Have you ever noticed how verses from the Bible sometimes leap out at you? This does assume you read it regularly but have you ever noticed that? God speaking to you. Have you ever sat utterly convicted at the end of a sermon? God speaking to you. Now I suspect that most Christians are happy with those thoughts, even those who illogically say God stopped speaking at the close of the New Testament canon – and it is illogical because if God did stop speaking this cannot be Him speaking to us today.
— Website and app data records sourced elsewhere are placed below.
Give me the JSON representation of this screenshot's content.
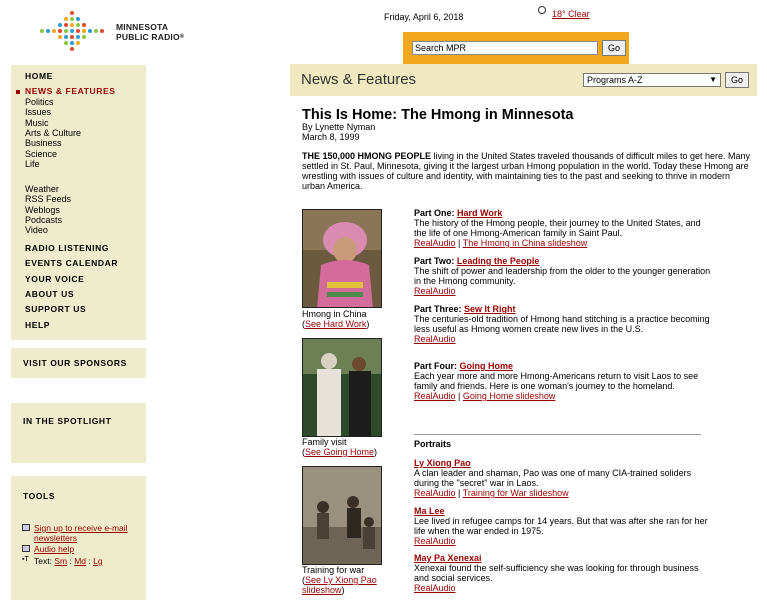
{
  "header": {
    "logo_text_1": "MINNESOTA",
    "logo_text_2": "PUBLIC RADIO",
    "logo_reg": "®",
    "date": "Friday, April 6, 2018",
    "weather": "18° Clear",
    "search_value": "Search MPR",
    "search_go": "Go",
    "accent_color": "#f2a81d"
  },
  "nav": {
    "home": "HOME",
    "news_features": "NEWS & FEATURES",
    "sub1": [
      "Politics",
      "Issues",
      "Music",
      "Arts & Culture",
      "Business",
      "Science",
      "Life"
    ],
    "sub2": [
      "Weather",
      "RSS Feeds",
      "Weblogs",
      "Podcasts",
      "Video"
    ],
    "more": [
      "RADIO LISTENING",
      "EVENTS CALENDAR",
      "YOUR VOICE",
      "ABOUT US",
      "SUPPORT US",
      "HELP"
    ],
    "sponsors": "VISIT OUR SPONSORS",
    "spotlight": "IN THE SPOTLIGHT",
    "tools": "TOOLS",
    "tool_email": "Sign up to receive e-mail newsletters",
    "tool_audio": "Audio help",
    "text_label": "Text:",
    "text_sizes": [
      "Sm",
      "Md",
      "Lg"
    ],
    "text_sep": ":"
  },
  "section": {
    "title": "News & Features",
    "programs": "Programs A-Z",
    "go": "Go"
  },
  "article": {
    "title": "This Is Home: The Hmong in Minnesota",
    "author": "By Lynette Nyman",
    "date": "March 8, 1999",
    "intro_bold": "THE 150,000 HMONG PEOPLE",
    "intro_rest": " living in the United States traveled thousands of difficult miles to get here. Many settled in St. Paul, Minnesota, giving it the largest urban Hmong population in the world. Today these Hmong are wrestling with issues of culture and identity, with maintaining ties to the past and seeking to thrive in modern urban America."
  },
  "photos": [
    {
      "caption": "Hmong in China",
      "link": "See Hard Work",
      "open": "(",
      "close": ")"
    },
    {
      "caption": "Family visit",
      "link": "See Going Home",
      "open": "(",
      "close": ")"
    },
    {
      "caption": "Training for war",
      "link": "See Ly Xiong Pao slideshow",
      "open": "(",
      "close": ")"
    }
  ],
  "parts": [
    {
      "label": "Part One: ",
      "title": "Hard Work",
      "desc": "The history of the Hmong people, their journey to the United States, and the life of one Hmong-American family in Saint Paul.",
      "links": [
        "RealAudio",
        "The Hmong in China slideshow"
      ]
    },
    {
      "label": "Part Two: ",
      "title": "Leading the People",
      "desc": "The shift of power and leadership from the older to the younger generation in the Hmong community.",
      "links": [
        "RealAudio"
      ]
    },
    {
      "label": "Part Three: ",
      "title": "Sew It Right",
      "desc": "The centuries-old tradition of Hmong hand stitching is a practice becoming less useful as Hmong women create new lives in the U.S.",
      "links": [
        "RealAudio"
      ]
    },
    {
      "label": "Part Four: ",
      "title": "Going Home",
      "desc": "Each year more and more Hmong-Americans return to visit Laos to see family and friends. Here is one woman's journey to the homeland.",
      "links": [
        "RealAudio",
        "Going Home slideshow"
      ]
    }
  ],
  "link_sep": " | ",
  "portraits_heading": "Portraits",
  "portraits": [
    {
      "name": "Ly Xiong Pao",
      "desc": "A clan leader and shaman, Pao was one of many CIA-trained soliders during the \"secret\" war in Laos.",
      "links": [
        "RealAudio",
        "Training for War slideshow"
      ]
    },
    {
      "name": "Ma Lee",
      "desc": "Lee lived in refugee camps for 14 years. But that was after she ran for her life when the war ended in 1975.",
      "links": [
        "RealAudio"
      ]
    },
    {
      "name": "May Pa Xenexai",
      "desc": "Xenexai found the self-sufficiency she was looking for through business and social services.",
      "links": [
        "RealAudio"
      ]
    }
  ]
}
To be honest those two ways of God communicating don’t require much faith. We’ve had the experience and we know what we feel at the end of it. But then comes the third way He communicates, personal prophecy. Unless you want to tear out the various New Testament references to personal prophecy, you’re stuck with it. Your only questions are likely to be, how does this work and how do I know it is God and not man’s ideas. Good questions. Can I answer by a statement and a testimony. First the statement: prophecy is when one person catches a word from God for another that encourages, comforts and builds up; for how it works see the next one in a moment or two. Second, the testimony: I could give you dozens upon dozens of illustrations of things that God has said to me or that I have had for others, that are basic fundamental comforting, strengthening and building (see 1 Cor 14), which have sometimes been predictive and have always been fulfilled. Dare you be open to the possibility.
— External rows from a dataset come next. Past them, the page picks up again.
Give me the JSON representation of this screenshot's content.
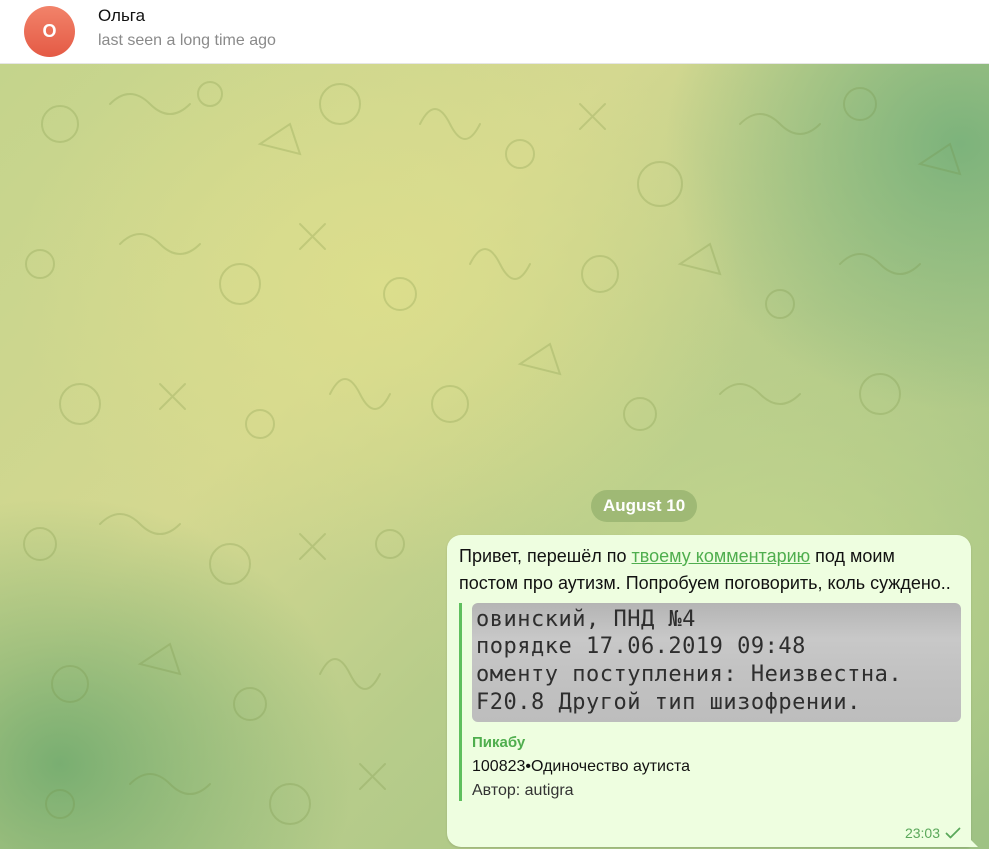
{
  "contact": {
    "initial": "О",
    "name": "Ольга",
    "status": "last seen a long time ago",
    "avatar_color": "#e45a45"
  },
  "chat": {
    "date_label": "August 10",
    "message": {
      "text_before_link": "Привет, перешёл по ",
      "link_text": "твоему комментарию",
      "text_after_link": " под моим постом про аутизм. Попробуем поговорить, коль суждено..",
      "time": "23:03",
      "status_icon": "check-icon",
      "link_preview": {
        "image_lines": [
          "         ",
          "овинский, ПНД №4",
          " порядке 17.06.2019 09:48",
          "оменту поступления: Неизвестна.",
          " F20.8 Другой тип шизофрении."
        ],
        "site_name": "Пикабу",
        "title": "100823•Одиночество аутиста",
        "description": "Автор: autigra"
      }
    }
  },
  "colors": {
    "bubble_bg": "#eefee0",
    "accent_green": "#4fae4e",
    "date_pill_bg": "#96b26e"
  }
}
The final way that I am going to mention is a personal sense of words or a phrase or sentence or even a picture that comes into our mind out of the blue, but which has clarity of meaning and understanding about it. God’s Spirit communicates with our spirit through the receptor we call our mind. We think, we ‘see’, we imagine, we ‘hear’ in our mind. How do we know it is God? Does it bring clarity, does it bring us closer to Him, does it bring peace, does it bring hope, does it release faith? Those are all good signs that it was Him speaking to us. Who could say (read that list of questions again) that any of those things were bad? Even worse, for those foolish people who attribute good to Satan, would Satan bring those good things into your life so you walk more strongly with the Lord? (Jesus also had to counter the same thinking – Mt 12:24-28).
Zechariah struggled to believe what was happening and specifically what he was hearing. It is probable that he was set in his thinking about his life and he struggled to believe that it was God saying the amazing things that were being said to him when the angel said, “Do not be afraid, Zechariah; your prayer has been heard. Your wife Elizabeth will bear you a son, and you are to give him the name John.” This was God! Do not have the unbelief that Zechariah exhibited. Jesus often, it seems, chided his followers for their lack of faith. Don’t be one he has to chide.